Despite the two-week layoff after Laguna Seca, MotoGP's summer break sees Silly Season in overdrive. As the paddock awaits the final announcement of Valentino Rossi's move to Ducati, expected at Brno, the reshuffling which must necessarily take place to fill the seat left by the Italian is going on behind the scenes.
The rider expected to fill Rossi's seat is of course Ben Spies, as his current boss, Monster Tech 3 Yamaha's Herve Poncharal hinted in an interview at Laguna Seca.But until Rossi officially announces his switch to Ducati, and therefore rejects Yamaha's bid to keep his services, nothing can be finalized. That is set to change at Brno, however. According to Yamaha Racing's managing director Lin Jarvis, speaking to the Italian sports daily Gazzetta dello Sport, Yamaha wants to have their 2011 line-up sorted out by Brno. Yamaha is closing in on a deal with the man currently leading the MotoGP championship Jorge Lorenzo, and should be able to settle the final details within the next two weeks. "We'd like to have everything in place by Brno, in order to announce the 2011 team," Jarvis told the Gazzetta.
MotoGP's silly season is in full swing, and it has been Ducati who have been dominating the media over the past couple of months. First, by seeing the man who won their only championship, Casey Stoner, head off to Honda to join his former mentor Livio Suppo. And more recently, by the will-he-won't-he saga of Valentino Rossi's imminent arrival to take Stoner's place at the Bologna factory.
But out of the spotlight, the factory has being expanding its involvement even further. Yesterday, Karel Abraham announced on his website that he will be riding a Desmosedici GP11 in MotoGP next season. The 20 year-old Czech is currently riding for the Cardion AB Moto2 team, and has seen a marked improvement in his fortunes since the team switched from the RSV chassis to the FTR.
Q: How difficult was that?
Valentino Rossi: Very much, yeah. Especially the beginning, I have to stay out of the battle, because in front they were making a strong battle. So I don't feel enough confidence to go into the battle. I have to wait. And I need a bit too much lap to take good rhythm and to ride in a good way. I have to say that when I see Dani in the gravel, is extra motivation, you know, because fourth or fifth, more or less is same, but fourth or third change a lot. And from that moment I try to make my best, and I put some good laps together, and I arrived with Dovi, and this time I win the battle, not like in Sachsenring.
Q: At one stage you were over two and a half seconds behind Dovizioso, and as we've seen in the past, it is difficult to close down the gap. There was a lot of laps left, but were you always confident that it would be quite easy to catch up with him?

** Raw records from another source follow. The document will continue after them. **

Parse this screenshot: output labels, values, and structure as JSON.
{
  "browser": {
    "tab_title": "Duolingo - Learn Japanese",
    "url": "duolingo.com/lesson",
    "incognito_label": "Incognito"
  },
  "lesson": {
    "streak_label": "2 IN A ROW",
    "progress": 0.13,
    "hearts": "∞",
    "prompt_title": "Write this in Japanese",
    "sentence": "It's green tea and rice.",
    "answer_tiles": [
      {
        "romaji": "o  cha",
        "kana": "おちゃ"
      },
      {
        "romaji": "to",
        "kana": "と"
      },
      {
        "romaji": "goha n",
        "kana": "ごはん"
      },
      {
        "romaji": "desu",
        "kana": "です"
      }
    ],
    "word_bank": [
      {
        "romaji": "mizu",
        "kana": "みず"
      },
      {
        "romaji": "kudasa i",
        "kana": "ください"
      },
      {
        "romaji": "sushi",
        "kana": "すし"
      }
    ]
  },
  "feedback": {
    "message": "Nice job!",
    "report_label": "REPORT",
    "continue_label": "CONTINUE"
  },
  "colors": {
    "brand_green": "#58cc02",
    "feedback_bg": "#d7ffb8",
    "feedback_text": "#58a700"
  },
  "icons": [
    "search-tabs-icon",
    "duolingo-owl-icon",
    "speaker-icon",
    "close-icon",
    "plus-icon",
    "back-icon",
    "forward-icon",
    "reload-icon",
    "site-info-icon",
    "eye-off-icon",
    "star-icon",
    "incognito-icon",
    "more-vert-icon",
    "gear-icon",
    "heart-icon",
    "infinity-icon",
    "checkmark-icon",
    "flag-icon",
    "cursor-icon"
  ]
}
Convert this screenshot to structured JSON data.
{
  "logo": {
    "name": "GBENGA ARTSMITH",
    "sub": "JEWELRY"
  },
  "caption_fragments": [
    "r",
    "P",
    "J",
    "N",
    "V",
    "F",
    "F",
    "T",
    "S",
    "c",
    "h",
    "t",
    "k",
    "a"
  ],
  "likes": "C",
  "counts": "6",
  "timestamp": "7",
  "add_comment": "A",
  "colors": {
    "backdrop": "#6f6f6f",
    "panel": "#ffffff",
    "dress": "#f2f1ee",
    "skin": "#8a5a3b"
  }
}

Q: Was the front end problem similar to the problem you've had previously or just an incident in this race?
Casey Stoner: For me it's a problem, that I suppose if people have the wrong weight in their bike, it was a problem not only for me but for a lot of other riders. A fair few of them crashed, but I think even more had similar problems to me. Obviously, Dani did as well. Like I said, you know, every time I tried to push just a little bit harder, like I had been doing all weekend, it just wanted to fold. Even in the slow corners where I haven't got a lot of weight on it, middle of the turn it would just start folding on me. We have no idea what the reason is, it's not anything like in the past. If I had the forks from the past I would have been down the first time I lost it. But no, with these forks, I get a lot more feedback, so when it does go, I can pick it back up as quick as I can and continue. I feel a lot safer with what I'm running at the moment.